Clearly the editors of this encyclopedia treat Lippi as the very symbol of an entire culture which they despise, suggesting that Lippi embodies the very worst evils of the Italian Renaissance. But, alas, there is another way of looking at this situation entirely. Rather than seeing Lippi as unfit for the "religious life," largely because he happened to fall hopelessly in love with his Lucrezia, why not recognize that his creativity and success as an artist may spring in part from the fact that he dared to resist the confines of the monastery and risk entering into a loving relationship with another human being? He broke his vows of celibacy, to be sure,  but his love of life in general and of this one woman in particular inspired a lifetime of creativity that in the end allowed him to give expression to the beauty of the Christian tradition in ways that more obedient folk seldom dream of.

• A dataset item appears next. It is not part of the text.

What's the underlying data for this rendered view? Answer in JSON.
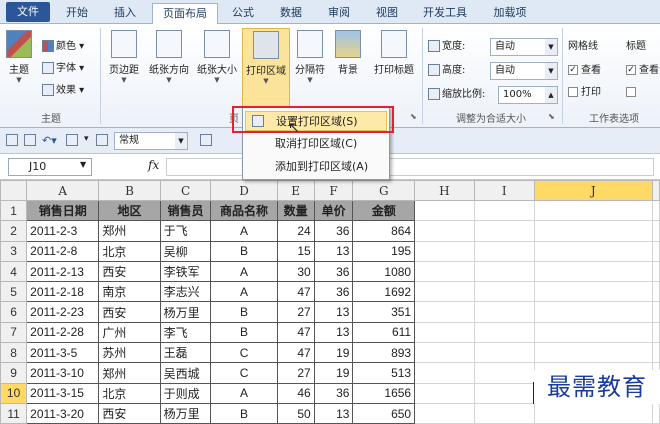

This is not to say that in order to become either a great artist or an inspired Christian one should make rebellion and rule breaking a way of life. Rather, this entire story illustrates why it is that Christians, at their best, tend to emphasize grace rather than good works. Grace being the means by which God can bring beauty and goodness out of the compromised situations in which we normally find ourselves. "We know that in everything God works for the good," wrote St. Paul. This was not an expression of naive optimism, nor a failure on Paul's part to treat evil as a serious force in the world or even his own life. On the contrary, it reflects his realization that the very best things in life are in large part a gift. Recognizing that life itself is a gift from God, one of the natural results is to want to celebrate and share. This is what the errant monk, Filippo Lippi, did to a remarkable degree.

More on Christianity and the arts

Charles Henderson

Other related and recommended sites you might want to visit: 

Please take a moment to let us know you were here!  
Use the mail drop to indicate your interest in being included in our free newsletter.

First Name:
Last Name:

If you want to talk with someone in person,  please feel free to call: 917-439-2305

The Rev. Charles P. Henderson is a Presbyterian minister and author of Faith, Science and the Future, published in 1994 by CrossCurrents Press. He is also the author of God and Science (John Knox / Westminster, 1986) which he is now rewriting to incorporate more recent developments in the conversation taking place between scientists and theologians. He has also written widely for such publications as The New York Times, The Nation, Commonweal, The Christian Century and others.

For further information about Charles Henderson.